• [WHAT YOU NEED TO DO] Go through the records and report each line holding the string "JSON".

• [Dataset rows for apps and sites]
== Segment start ==

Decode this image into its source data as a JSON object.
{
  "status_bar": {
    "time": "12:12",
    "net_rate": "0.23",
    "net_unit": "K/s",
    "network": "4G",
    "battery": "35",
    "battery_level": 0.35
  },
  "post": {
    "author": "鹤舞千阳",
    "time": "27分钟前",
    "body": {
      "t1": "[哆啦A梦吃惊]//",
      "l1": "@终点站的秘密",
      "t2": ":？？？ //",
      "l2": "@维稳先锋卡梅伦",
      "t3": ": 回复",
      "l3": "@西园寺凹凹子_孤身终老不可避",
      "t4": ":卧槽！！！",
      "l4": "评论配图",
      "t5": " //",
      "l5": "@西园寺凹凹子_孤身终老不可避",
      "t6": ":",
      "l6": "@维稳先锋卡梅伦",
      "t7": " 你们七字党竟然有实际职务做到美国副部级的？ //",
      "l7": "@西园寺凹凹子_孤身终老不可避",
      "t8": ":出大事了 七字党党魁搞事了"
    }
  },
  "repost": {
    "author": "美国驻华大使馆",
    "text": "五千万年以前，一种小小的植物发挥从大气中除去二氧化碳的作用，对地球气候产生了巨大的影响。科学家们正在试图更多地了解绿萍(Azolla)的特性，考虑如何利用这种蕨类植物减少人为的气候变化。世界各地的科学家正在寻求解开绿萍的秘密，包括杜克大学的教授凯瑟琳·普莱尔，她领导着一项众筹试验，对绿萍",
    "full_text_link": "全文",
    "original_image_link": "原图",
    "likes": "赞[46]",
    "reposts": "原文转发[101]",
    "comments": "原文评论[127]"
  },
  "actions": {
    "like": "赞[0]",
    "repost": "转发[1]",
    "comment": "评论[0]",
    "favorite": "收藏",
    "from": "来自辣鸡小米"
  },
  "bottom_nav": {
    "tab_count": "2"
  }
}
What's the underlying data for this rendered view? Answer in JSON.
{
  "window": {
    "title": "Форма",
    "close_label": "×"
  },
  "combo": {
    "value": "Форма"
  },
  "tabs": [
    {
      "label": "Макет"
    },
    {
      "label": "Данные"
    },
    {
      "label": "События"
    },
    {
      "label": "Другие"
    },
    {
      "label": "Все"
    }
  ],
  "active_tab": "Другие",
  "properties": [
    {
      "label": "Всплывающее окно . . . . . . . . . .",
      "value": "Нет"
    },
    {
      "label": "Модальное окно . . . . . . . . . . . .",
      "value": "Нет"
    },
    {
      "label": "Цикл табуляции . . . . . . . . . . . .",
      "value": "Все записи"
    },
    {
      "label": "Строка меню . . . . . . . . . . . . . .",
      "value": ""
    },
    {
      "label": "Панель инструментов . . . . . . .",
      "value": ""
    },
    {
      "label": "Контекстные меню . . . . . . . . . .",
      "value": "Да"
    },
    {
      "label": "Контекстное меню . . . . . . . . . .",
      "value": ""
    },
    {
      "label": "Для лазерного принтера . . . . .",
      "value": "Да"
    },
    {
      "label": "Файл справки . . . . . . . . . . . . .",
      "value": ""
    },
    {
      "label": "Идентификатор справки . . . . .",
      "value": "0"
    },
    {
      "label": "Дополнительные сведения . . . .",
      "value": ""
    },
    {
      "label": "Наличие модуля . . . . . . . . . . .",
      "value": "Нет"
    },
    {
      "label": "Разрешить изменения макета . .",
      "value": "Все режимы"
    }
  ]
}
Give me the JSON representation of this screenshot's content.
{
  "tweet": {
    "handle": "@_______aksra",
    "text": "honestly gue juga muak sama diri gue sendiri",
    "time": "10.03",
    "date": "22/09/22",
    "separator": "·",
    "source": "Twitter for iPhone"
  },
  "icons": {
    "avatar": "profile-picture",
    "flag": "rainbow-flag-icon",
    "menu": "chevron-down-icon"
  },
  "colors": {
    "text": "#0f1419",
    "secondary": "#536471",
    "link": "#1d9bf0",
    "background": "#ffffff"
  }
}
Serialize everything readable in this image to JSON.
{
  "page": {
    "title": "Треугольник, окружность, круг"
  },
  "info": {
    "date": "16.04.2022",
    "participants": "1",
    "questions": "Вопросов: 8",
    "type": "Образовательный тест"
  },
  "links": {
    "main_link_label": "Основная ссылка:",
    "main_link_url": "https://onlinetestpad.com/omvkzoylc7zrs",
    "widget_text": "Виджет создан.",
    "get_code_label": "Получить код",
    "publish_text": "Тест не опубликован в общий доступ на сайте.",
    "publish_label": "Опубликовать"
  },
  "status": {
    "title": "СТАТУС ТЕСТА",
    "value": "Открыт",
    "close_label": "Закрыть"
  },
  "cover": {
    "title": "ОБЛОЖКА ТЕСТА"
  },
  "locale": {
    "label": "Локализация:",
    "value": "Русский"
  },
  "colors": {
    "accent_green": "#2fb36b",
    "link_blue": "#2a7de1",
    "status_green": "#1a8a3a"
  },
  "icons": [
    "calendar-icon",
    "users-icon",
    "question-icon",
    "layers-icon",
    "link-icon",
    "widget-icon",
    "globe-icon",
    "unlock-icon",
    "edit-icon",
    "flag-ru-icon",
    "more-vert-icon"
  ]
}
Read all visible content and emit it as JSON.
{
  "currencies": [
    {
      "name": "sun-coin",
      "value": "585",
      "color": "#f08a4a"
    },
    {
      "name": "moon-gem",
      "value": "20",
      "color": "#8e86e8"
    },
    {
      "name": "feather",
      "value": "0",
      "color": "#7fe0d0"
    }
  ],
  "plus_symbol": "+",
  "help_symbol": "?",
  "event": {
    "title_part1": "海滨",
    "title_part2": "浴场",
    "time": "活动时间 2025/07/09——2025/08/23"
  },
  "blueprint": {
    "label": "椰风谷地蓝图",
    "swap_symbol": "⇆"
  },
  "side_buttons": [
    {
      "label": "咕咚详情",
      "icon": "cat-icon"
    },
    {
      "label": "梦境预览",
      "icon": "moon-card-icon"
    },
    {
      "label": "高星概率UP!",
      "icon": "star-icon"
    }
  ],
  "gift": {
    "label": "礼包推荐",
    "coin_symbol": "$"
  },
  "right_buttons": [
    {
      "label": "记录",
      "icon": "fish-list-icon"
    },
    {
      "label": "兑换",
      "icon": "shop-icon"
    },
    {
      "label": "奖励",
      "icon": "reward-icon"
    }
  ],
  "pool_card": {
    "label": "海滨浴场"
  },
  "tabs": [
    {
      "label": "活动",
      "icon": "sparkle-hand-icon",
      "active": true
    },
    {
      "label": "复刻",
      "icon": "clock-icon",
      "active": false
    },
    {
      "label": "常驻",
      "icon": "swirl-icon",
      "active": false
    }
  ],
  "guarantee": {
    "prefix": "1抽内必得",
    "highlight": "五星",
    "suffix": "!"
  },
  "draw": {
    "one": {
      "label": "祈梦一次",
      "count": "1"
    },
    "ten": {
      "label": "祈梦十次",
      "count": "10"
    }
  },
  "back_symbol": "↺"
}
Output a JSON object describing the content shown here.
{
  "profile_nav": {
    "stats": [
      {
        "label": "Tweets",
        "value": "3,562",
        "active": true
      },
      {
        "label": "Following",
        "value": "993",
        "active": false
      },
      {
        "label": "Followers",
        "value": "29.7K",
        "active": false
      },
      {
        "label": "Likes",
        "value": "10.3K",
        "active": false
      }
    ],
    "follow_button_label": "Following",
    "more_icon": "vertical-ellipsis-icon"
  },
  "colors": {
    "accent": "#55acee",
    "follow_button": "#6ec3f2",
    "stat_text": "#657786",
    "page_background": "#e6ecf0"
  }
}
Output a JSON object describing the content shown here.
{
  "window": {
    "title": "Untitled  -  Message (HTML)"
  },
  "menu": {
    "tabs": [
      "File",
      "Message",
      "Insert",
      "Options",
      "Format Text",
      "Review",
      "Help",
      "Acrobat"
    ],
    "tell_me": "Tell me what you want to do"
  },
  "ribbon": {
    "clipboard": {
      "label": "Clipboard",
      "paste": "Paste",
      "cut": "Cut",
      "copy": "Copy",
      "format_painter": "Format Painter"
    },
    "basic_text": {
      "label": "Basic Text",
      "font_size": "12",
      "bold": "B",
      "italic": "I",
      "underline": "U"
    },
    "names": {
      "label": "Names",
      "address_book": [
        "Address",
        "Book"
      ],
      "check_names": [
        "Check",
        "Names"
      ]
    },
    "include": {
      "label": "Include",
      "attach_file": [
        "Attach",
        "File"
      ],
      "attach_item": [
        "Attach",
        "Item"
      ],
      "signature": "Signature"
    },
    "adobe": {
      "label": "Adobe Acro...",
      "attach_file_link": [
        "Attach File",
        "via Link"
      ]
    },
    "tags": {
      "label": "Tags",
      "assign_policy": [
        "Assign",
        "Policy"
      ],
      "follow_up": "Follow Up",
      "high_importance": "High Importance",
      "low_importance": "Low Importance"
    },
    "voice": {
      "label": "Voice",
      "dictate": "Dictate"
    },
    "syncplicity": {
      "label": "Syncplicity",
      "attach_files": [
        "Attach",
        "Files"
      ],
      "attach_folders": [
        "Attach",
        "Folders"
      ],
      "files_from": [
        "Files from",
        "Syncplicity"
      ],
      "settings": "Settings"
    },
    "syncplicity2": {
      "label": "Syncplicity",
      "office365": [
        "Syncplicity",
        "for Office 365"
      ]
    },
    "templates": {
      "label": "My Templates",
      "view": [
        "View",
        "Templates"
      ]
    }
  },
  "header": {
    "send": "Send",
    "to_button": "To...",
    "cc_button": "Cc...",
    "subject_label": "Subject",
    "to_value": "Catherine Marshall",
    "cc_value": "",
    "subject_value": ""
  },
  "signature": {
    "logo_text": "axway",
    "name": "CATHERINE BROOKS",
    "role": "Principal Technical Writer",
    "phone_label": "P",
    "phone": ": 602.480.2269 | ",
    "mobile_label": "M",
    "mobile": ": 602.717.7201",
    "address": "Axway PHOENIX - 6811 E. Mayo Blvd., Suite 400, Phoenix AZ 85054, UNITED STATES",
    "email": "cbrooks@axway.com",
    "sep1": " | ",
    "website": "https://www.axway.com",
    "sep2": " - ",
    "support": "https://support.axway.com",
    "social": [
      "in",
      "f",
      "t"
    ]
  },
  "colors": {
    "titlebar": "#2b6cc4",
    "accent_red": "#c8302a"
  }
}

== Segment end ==

• [OUTPUT]
Decode this image into its source data as a JSON object.
What's the underlying data for this rendered view? Answer in JSON.
Give me the JSON representation of this screenshot's content.
Serialize everything readable in this image to JSON.
Read all visible content and emit it as JSON.
Output a JSON object describing the content shown here.
Output a JSON object describing the content shown here.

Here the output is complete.